GDA estimate that its engagement prevented up to 5,000 disabled people from falling through gaps, as 80% of those spoken to were not aware of any support they could access in their local area. One member explained: “Disabled people are being excluded so much in our communities. Nothing is accessible to me, except GDA!”

Tressa Burke, chief executive of Glasgow Disability Alliance, said: “Over 20 years, GDA has built a disabled-people led community of interest: an infrastructure that connects over 5,000 disabled people across Glasgow. We were able to quickly mobilise our involvement model, so our response was shaped by our members - disabled people, who know where the gaps are.

“Covid has shown that although we are all in the same storm, we are not all in the same boat.
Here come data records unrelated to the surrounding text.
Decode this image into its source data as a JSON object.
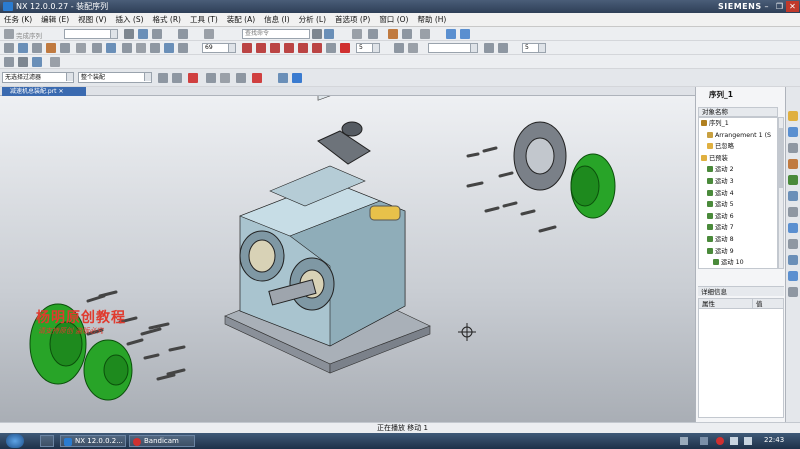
{
  "window": {
    "title": "NX 12.0.0.27 - 装配序列",
    "brand": "SIEMENS",
    "minimize": "–",
    "restore": "❐",
    "close": "✕"
  },
  "menu": [
    "任务 (K)",
    "编辑 (E)",
    "视图 (V)",
    "插入 (S)",
    "格式 (R)",
    "工具 (T)",
    "装配 (A)",
    "信息 (I)",
    "分析 (L)",
    "首选项 (P)",
    "窗口 (O)",
    "帮助 (H)"
  ],
  "toolbar": {
    "row1": {
      "complete_sequence": "完成序列",
      "search_placeholder": "查找命令"
    },
    "row2": {
      "speed_value": "69",
      "step_value": "5",
      "step_value2": "5"
    },
    "row4": {
      "filter_select": "无选择过滤器",
      "assembly_select": "整个装配"
    }
  },
  "tab": {
    "label": "减速机总装配.prt"
  },
  "watermark": {
    "line1": "杨明原创教程",
    "line2": "请支持原创  盗版必究"
  },
  "navigator": {
    "title": "序列_1",
    "column": "对象名称",
    "tree": [
      {
        "label": "序列_1",
        "indent": 0,
        "icon": "#b08020"
      },
      {
        "label": "Arrangement 1 (S",
        "indent": 1,
        "icon": "#c8a040"
      },
      {
        "label": "已忽略",
        "indent": 1,
        "icon": "#e0b040"
      },
      {
        "label": "已预装",
        "indent": 1,
        "icon": "#e0b040"
      },
      {
        "label": "运动 2",
        "indent": 2,
        "icon": "#4a8a3a"
      },
      {
        "label": "运动 3",
        "indent": 2,
        "icon": "#4a8a3a"
      },
      {
        "label": "运动 4",
        "indent": 2,
        "icon": "#4a8a3a"
      },
      {
        "label": "运动 5",
        "indent": 2,
        "icon": "#4a8a3a"
      },
      {
        "label": "运动 6",
        "indent": 2,
        "icon": "#4a8a3a"
      },
      {
        "label": "运动 7",
        "indent": 2,
        "icon": "#4a8a3a"
      },
      {
        "label": "运动 8",
        "indent": 2,
        "icon": "#4a8a3a"
      },
      {
        "label": "运动 9",
        "indent": 2,
        "icon": "#4a8a3a"
      },
      {
        "label": "运动 10",
        "indent": 3,
        "icon": "#4a8a3a"
      }
    ],
    "detail_title": "详细信息",
    "detail_col_prop": "属性",
    "detail_col_val": "值"
  },
  "status": {
    "text": "正在播放   移动  1"
  },
  "taskbar": {
    "nx_task": "NX 12.0.0.2...",
    "bandicam_task": "Bandicam",
    "clock": "22:43"
  }
}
Everyone caught in the storm needs a lifeline to pull them out of danger when they need it most - but for disabled people there are far fewer lifelines within reach.

“Now more than ever, governments and leaders must harness the voices of disabled people and take every opportunity to understand and remove barriers, to design services and responses that meet the acute and changing needs of those most vulnerable to Covid and its aftermath.”

Glasgow Disability Alliance say the solutions are:

- To supercharge disabled people’s meaningful involvement in planning and decisions: embedding lived experience, inclusive communication, and capacity building led by disabled people’s own organisations.

- To supercharge disabled people’s human rights: embedding the UNCRPD into Scots law, starting with revoking the Coronavirus Act, reinstating the rights it removed, and launching an inquiry into the unequal impact of the pandemic and responses on disabled people.

- To supercharge disabled people’s support by reopening the Independent Living Fund, and establishing a National Social Care Agency on a par with and working alongside our NHS, co-designed with disabled people to embed dignity, respect and a human rights approach.

One GDA member said: “Listening to disabled people is the only way elected members, government and other agencies will know where the gaps are and what services are required now and in the future.”